Environment: milieu / climate zone / depth range / distribution range
Marine; freshwater; brackish; pelagic-neritic; anadromous (Ref. 51243); depth range 70 - 180 m (Ref. ), usually - m (Ref. ). Temperate; 10°C - 20°C (Ref. 2059); 57°N - 35°N, 17°E - 60°E
Eurasia: Caspian, Black, Azov and Adriatic Sea basins.
Extirpated from Adriatic Sea.
Length at first maturity / Size / Weight / Age
Maturity: Lm ?, range 200 - ? cm
Max length : 800 cm TL male/unsexed; (Ref. 59043); common length : 215 cm TL male/unsexed; (Ref. 3397); max. published weight: 3.2 t (Ref. 59043); max. reported age: 118 years (Ref. 47437)
soft rays: 28 - 41. Snout moderate and pointed, turning slightly upward. Lower lip not continuous, interrupted at center. Barbels oval or flat, leaf-like posteriorly, reaching almost to mouth. Five rows of scutes, dorsal 11-14 (first one smallest), lateral 41-52 on each side, ventral 9-11 on each side. Back ash-grey or greenish, flanks lighter, belly white.

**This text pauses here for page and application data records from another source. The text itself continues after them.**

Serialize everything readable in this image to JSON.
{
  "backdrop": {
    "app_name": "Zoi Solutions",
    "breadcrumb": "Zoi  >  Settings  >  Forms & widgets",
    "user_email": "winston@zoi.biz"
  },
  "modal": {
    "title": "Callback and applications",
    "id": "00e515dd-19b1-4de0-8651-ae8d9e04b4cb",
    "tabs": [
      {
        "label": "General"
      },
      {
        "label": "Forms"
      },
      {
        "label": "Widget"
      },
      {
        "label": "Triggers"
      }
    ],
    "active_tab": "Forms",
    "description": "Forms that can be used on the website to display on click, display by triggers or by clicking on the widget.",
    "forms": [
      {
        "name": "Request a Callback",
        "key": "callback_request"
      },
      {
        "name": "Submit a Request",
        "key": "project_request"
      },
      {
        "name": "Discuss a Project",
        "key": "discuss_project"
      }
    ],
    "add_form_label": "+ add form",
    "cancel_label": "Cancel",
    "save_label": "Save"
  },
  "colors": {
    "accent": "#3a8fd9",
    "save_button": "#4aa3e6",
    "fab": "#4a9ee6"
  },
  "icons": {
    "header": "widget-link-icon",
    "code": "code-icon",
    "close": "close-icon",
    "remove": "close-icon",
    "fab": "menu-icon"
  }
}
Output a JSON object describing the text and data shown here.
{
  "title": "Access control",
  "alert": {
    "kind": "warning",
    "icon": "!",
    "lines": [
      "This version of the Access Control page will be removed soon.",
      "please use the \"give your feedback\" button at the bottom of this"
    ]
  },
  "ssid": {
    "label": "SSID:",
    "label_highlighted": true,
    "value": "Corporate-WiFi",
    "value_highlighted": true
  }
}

Pelagic at the sea, following its prey. Undertakes upriver migration to spawn. Juveniles occur in shallow riverine habitats during their first summer. Spawns in the main course of large and deep rivers with strong current and on stone or gravel bottom (Ref. 59043). Feeds mostly on sea fishes (Black Sea whiting, anchovies, flatfishes, gobies, fry of bottom-living fishes), also crustaceans, mollusks, mysids and amphipods. Fisheries are based almost entirely on the value of the caviar, but meat also is sold fresh, smoked and frozen; eaten broiled, boiled, fried and baked (Ref. 9988). Bester, a hybrid of female Huso huso and male sterlet Acipenser ruthenus, has been successfully cultivated for its high quality eggs (Ref. 9988). The largest sturgeon and largest European freshwater fish. In Guinness Book of Records as the most expensive fish (Ref. 6472). Threatened due to overfishing for meat at the sea and for caviar in estuaries. These threats will soon cause global extinction of the natural populations. Survival can only depend on stocking (Ref. 59043).
Enters rivers from March, usually April and May (also in autumn). Survives largely by artificial propagation. About 360,000-7,700,000 eggs per female. Females carry eggs only once every five to seven years (Ref. 9988).
Kottelat, M. and J. Freyhof, 2007. Handbook of European freshwater fishes. Publications Kottelat, Cornol and Freyhof, Berlin. 646 pp. (Ref. 59043)
IUCN Red List Status (Ref. 124695)
Threat to humans
Fisheries: commercial; aquaculture: commercial
Estimates based on models
Preferred temperature (Ref. 115969
): 7.7 - 15.6, mean 9.1 °C (based on 19 cells).
Phylogenetic diversity index (Ref. 82805
= 0.7500 [Uniqueness, from 0.5 = low to 2.0 = high].
Bayesian length-weight: a=0.00447 (0.00269 - 0.00740), b=3.11 (2.97 - 3.25), in cm total length, based on LWR estimates for this species & (Sub)family-body (Ref. 93245
Trophic level (Ref. 69278
): 4.4 ±0.3 se; based on diet studies.
Resilience (Ref. 120179
): Very Low, minimum population doubling time more than 14 years (K=0.1; tm=13-22; tmax=118; Fec=360,000).
Vulnerability (Ref. 59153
): Very high vulnerability (89 of 100) .
Nutrients (Ref. 124155
): Calcium = 6.21 [2.60, 13.87] mg/100g ; Iron = 0.211 [0.111, 0.410] mg/100g ; Protein = 16.8 [14.3, 19.7] % ; Omega3 = 0.805 [0.348, 1.884] g/100g ; Selenium = 26.2 [10.4, 69.4] μg/100g ; VitaminA = 14.3 [3.4, 64.1] μg/100g ; Zinc = 0.329 [0.203, 0.564] mg/100g (wet weight); based on nutrient studies.